The band is from Bangalore, and their renditions of famous Coldplay songs are spot on. The singer is pretty close to hitting most of Chris Martin’s notes and could consider stepping in as a Queen cover band front man as he closely resembles Freddie Mercury even with his shirt on. Guffy now knows who is Coldplay and is firing away messages and pictures of the gig on his smart phone. The place is now completely on its feet, the singer has gotten off the stage and is snapping selfies for his Facebook page with adoring fans. Guffy is no longer intimidated by the Mumbai’s rich and beautiful, but swept up by the musical monsoon dancing to another British invasion. India has declared itself independent of British rule, but is still charmed by Anglo Saxon culture. The West has conquered the hearts of Mumbaikers with movies, music and social mediums. Wealth and economic dominance makes Mumbai the New York of the East. The London of India. The Palace of Rags.
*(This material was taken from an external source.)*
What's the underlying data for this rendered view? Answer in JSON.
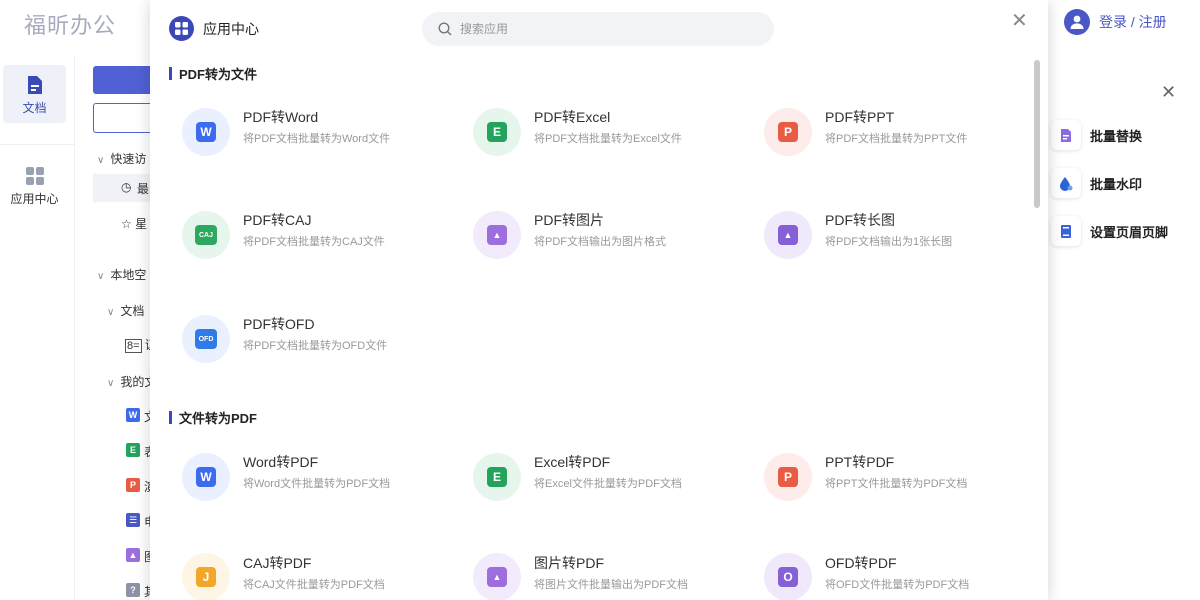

It’s past midnight when the band ends its successful Mumbai performance. Gufran has been my driver and companion for the past several days. I have been paying for his services, but he’s also been quite generous with his time with me. His taxi is his business and although he and I are now friends, he most likely needs some fares tonight, so he takes me back to my hotel. “Do you want to see the Fishing Market tomorrow?” He asks. I’m open to anything he proposes, he is my Mumbai pilot so I agree. “I will come and get you at five-thirty.” It’s past one in the morning and he wants me to get up in four hours? “Don’t worry man, I will come to your room and get you. Deal?”
DAY FIVE COMMING SOON